Photography has a very distinctive voice within MoMA and that is due to all of the department’s efforts within the exhibition space and now with these forums. The general questioning, the continual re-evaluation and reshaping of these forums, also shows your strength as a department that is responsive, elastic, and progressive rather than merely reactive; it’s not something I believe most would expect, and it is exciting. The challenge is to figure out how the forums could be translated so that aspects of it can retain the strength of its intimate and informal dialogue yet reach a larger audience. (What about a photo festival or a series of photography panels that were both live in-house and Skyped? A digital newsletter, blog, or a month of discussions, screenings, artists talks that occur at the Museum but could be viewed online simultaneously?) In what ways could this be open to the public that were more experimental yet easily implemented within currently available structures? If that doesn’t work, how can a distillation of the ideas that are generated from these talks be conveyed to a larger public audience through the exhibition program? That being said, would the public really be interested in the ideas we are discussing at these forums? How do we make it interesting?
1. My first set of questions is about forms, starting with the form at MoMA, at this moment in our history: In our digital age, what is the usefulness of being here together face-to-face? Are photographic objects necessary? Are gallery walls still a viable and relevant venue? How can photographic institutions keep up, by which I mean continue to play a significant role as midwife between artist and the many diverse human beings who could benefit from seeing art?

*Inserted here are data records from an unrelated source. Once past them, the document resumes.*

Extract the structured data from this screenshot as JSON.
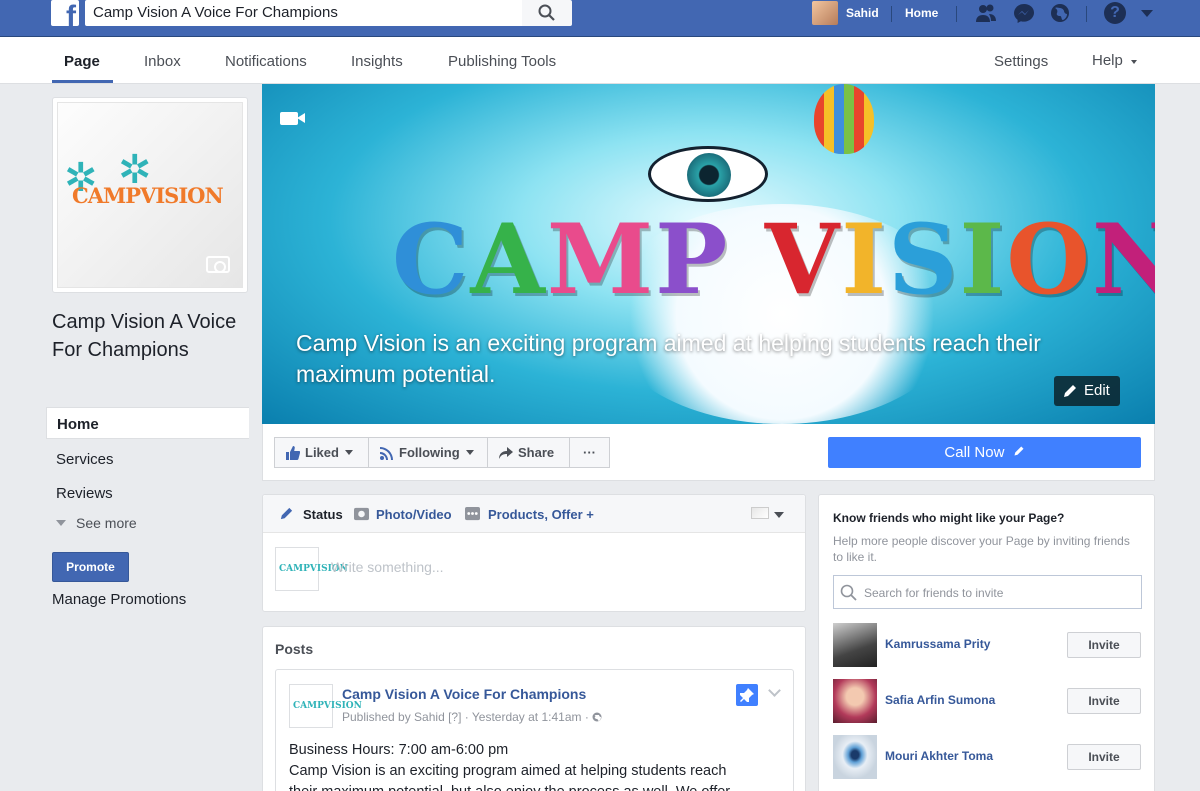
{
  "topbar": {
    "search_value": "Camp Vision A Voice For Champions",
    "user_name": "Sahid",
    "home_label": "Home",
    "help_glyph": "?"
  },
  "page_nav": {
    "tabs": [
      "Page",
      "Inbox",
      "Notifications",
      "Insights",
      "Publishing Tools"
    ],
    "settings_label": "Settings",
    "help_label": "Help"
  },
  "left": {
    "page_name": "Camp Vision A Voice For Champions",
    "logo_text": "CAMPVISION",
    "nav": [
      "Home",
      "Services",
      "Reviews"
    ],
    "see_more": "See more",
    "promote_label": "Promote",
    "manage_promotions": "Manage Promotions"
  },
  "cover": {
    "title_letters": [
      "C",
      "A",
      "M",
      "P",
      " ",
      "V",
      "I",
      "S",
      "I",
      "O",
      "N"
    ],
    "title_colors": [
      "#2f8fd8",
      "#36b24a",
      "#e94b8c",
      "#8b4fcb",
      "#ffffff",
      "#d8262f",
      "#f2b42a",
      "#2b9fd9",
      "#5cb84a",
      "#e8542c",
      "#c2207a"
    ],
    "description": "Camp Vision is an exciting program aimed at helping students reach their maximum potential.",
    "edit_label": "Edit"
  },
  "actions": {
    "liked": "Liked",
    "following": "Following",
    "share": "Share",
    "more": "···",
    "call_now": "Call Now"
  },
  "composer": {
    "tab_status": "Status",
    "tab_photo": "Photo/Video",
    "tab_products": "Products, Offer +",
    "placeholder": "Write something..."
  },
  "posts": {
    "title": "Posts",
    "author": "Camp Vision A Voice For Champions",
    "meta": "Published by Sahid [?] · Yesterday at 1:41am · ",
    "line1": "Business Hours: 7:00 am-6:00 pm",
    "line2": "Camp Vision is an exciting program aimed at helping students reach",
    "line3": "their maximum potential, but also enjoy the process as well. We offer"
  },
  "invite": {
    "title": "Know friends who might like your Page?",
    "subtitle": "Help more people discover your Page by inviting friends to like it.",
    "search_placeholder": "Search for friends to invite",
    "button_label": "Invite",
    "friends": [
      "Kamrussama Prity",
      "Safia Arfin Sumona",
      "Mouri Akhter Toma"
    ]
  },
  "colors": {
    "fb_blue": "#4267b2",
    "link_blue": "#365899",
    "call_blue": "#4080ff"
  }
}
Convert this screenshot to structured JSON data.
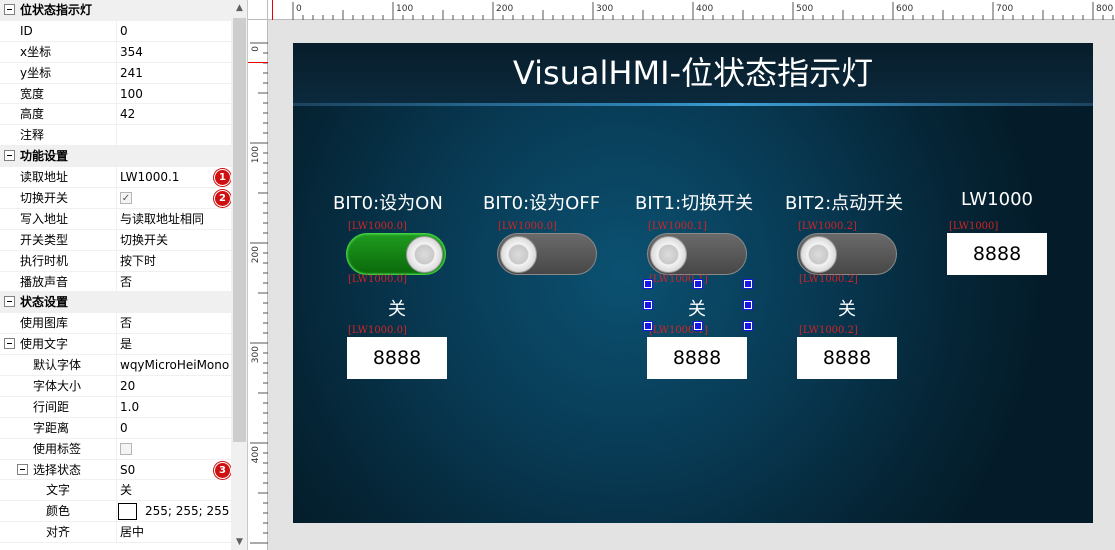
{
  "property_grid": {
    "rows": [
      {
        "kind": "category",
        "label": "位状态指示灯"
      },
      {
        "kind": "prop",
        "label": "ID",
        "value": "0"
      },
      {
        "kind": "prop",
        "label": "x坐标",
        "value": "354"
      },
      {
        "kind": "prop",
        "label": "y坐标",
        "value": "241"
      },
      {
        "kind": "prop",
        "label": "宽度",
        "value": "100"
      },
      {
        "kind": "prop",
        "label": "高度",
        "value": "42"
      },
      {
        "kind": "prop",
        "label": "注释",
        "value": ""
      },
      {
        "kind": "category",
        "label": "功能设置"
      },
      {
        "kind": "prop",
        "label": "读取地址",
        "value": "LW1000.1",
        "badge": "1"
      },
      {
        "kind": "check",
        "label": "切换开关",
        "checked": true,
        "badge": "2"
      },
      {
        "kind": "prop",
        "label": "写入地址",
        "value": "与读取地址相同"
      },
      {
        "kind": "prop",
        "label": "开关类型",
        "value": "切换开关"
      },
      {
        "kind": "prop",
        "label": "执行时机",
        "value": "按下时"
      },
      {
        "kind": "prop",
        "label": "播放声音",
        "value": "否"
      },
      {
        "kind": "category",
        "label": "状态设置"
      },
      {
        "kind": "prop",
        "label": "使用图库",
        "value": "否"
      },
      {
        "kind": "subcategory",
        "label": "使用文字",
        "value": "是"
      },
      {
        "kind": "prop",
        "indent": 2,
        "label": "默认字体",
        "value": "wqyMicroHeiMono"
      },
      {
        "kind": "prop",
        "indent": 2,
        "label": "字体大小",
        "value": "20"
      },
      {
        "kind": "prop",
        "indent": 2,
        "label": "行间距",
        "value": "1.0"
      },
      {
        "kind": "prop",
        "indent": 2,
        "label": "字距离",
        "value": "0"
      },
      {
        "kind": "check",
        "indent": 2,
        "label": "使用标签",
        "checked": false
      },
      {
        "kind": "subcategory",
        "indent": 2,
        "label": "选择状态",
        "value": "S0",
        "badge": "3"
      },
      {
        "kind": "prop",
        "indent": 3,
        "label": "文字",
        "value": "关"
      },
      {
        "kind": "color",
        "indent": 3,
        "label": "颜色",
        "value": "255; 255; 255",
        "color": "#ffffff"
      },
      {
        "kind": "prop",
        "indent": 3,
        "label": "对齐",
        "value": "居中"
      }
    ]
  },
  "ruler": {
    "h_labels": [
      "0",
      "100",
      "200",
      "300",
      "400",
      "500",
      "600",
      "700",
      "800"
    ],
    "v_labels": [
      "0",
      "100",
      "200",
      "300",
      "400"
    ]
  },
  "canvas": {
    "title": "VisualHMI-位状态指示灯",
    "columns": [
      {
        "label": "BIT0:设为ON",
        "addr_top": "[LW1000.0]",
        "switch_state": "on",
        "addr_bottom": "[LW1000.0]",
        "state_text": "关",
        "addr_num": "[LW1000.0]",
        "number": "8888"
      },
      {
        "label": "BIT0:设为OFF",
        "addr_top": "[LW1000.0]",
        "switch_state": "off"
      },
      {
        "label": "BIT1:切换开关",
        "addr_top": "[LW1000.1]",
        "switch_state": "off",
        "addr_bottom": "[LW1000.1]",
        "state_text": "关",
        "addr_num": "[LW1000.1]",
        "number": "8888"
      },
      {
        "label": "BIT2:点动开关",
        "addr_top": "[LW1000.2]",
        "switch_state": "off",
        "addr_bottom": "[LW1000.2]",
        "state_text": "关",
        "addr_num": "[LW1000.2]",
        "number": "8888"
      },
      {
        "label": "LW1000",
        "addr_top": "[LW1000]",
        "number": "8888"
      }
    ]
  },
  "colors": {
    "badge": "#d01010",
    "address_text": "#d42424",
    "selection_handle": "#1616e6",
    "switch_on": "#1f9b1f",
    "title_text": "#ffffff"
  }
}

My second set of questions have to do with the function of art: how to serve the big questions, such as being vulnerable, finding personal balance, connecting with others across boundaries, and living with death. How do we as artists find a home—or at least a place—to participate? How can we mutually, as artists, curators, and writers, use the venues at hand or create different new ones to make this a better world?
My third question is personal. How can I use photography to connect in a vital, meaningful way with another person at another time in another space?
Cofounded by curators Roxana Marcoci and Eva Respini on February 16, 2010, and conceived as an experimental platform for free-form critical discussions, MoMA’s forums on contemporary photography are designed to encourage debate about the perspectives and scope of still and moving images and other forms of picture-making among leading artists, curators, and theorists in the field. The creative process of today is not solitary but dynamic, evolving from countless partnerships. These forums offer an intellectual milieu that values the scholarly reassessment of pivotal ideas in art, innovative practices, and complex and competing visions of modern and contemporary art.
Roxana Marcoci, Senior Curator, Department of Photography, begins each session with an introduction to the topic, providing context for the conversation. Four to seven featured speakers then present for five to 10 minutes each. The presentations are followed by a probing, critical Q&A session and a moderated discussion with all the guests.
Read an article about the Forums from Art in America.
Organized by Roxana Marcoci, Curator, Sarah Meister, Curator, and Eva Respini, Associate Curator, Department of Photography, The Museum of Modern Art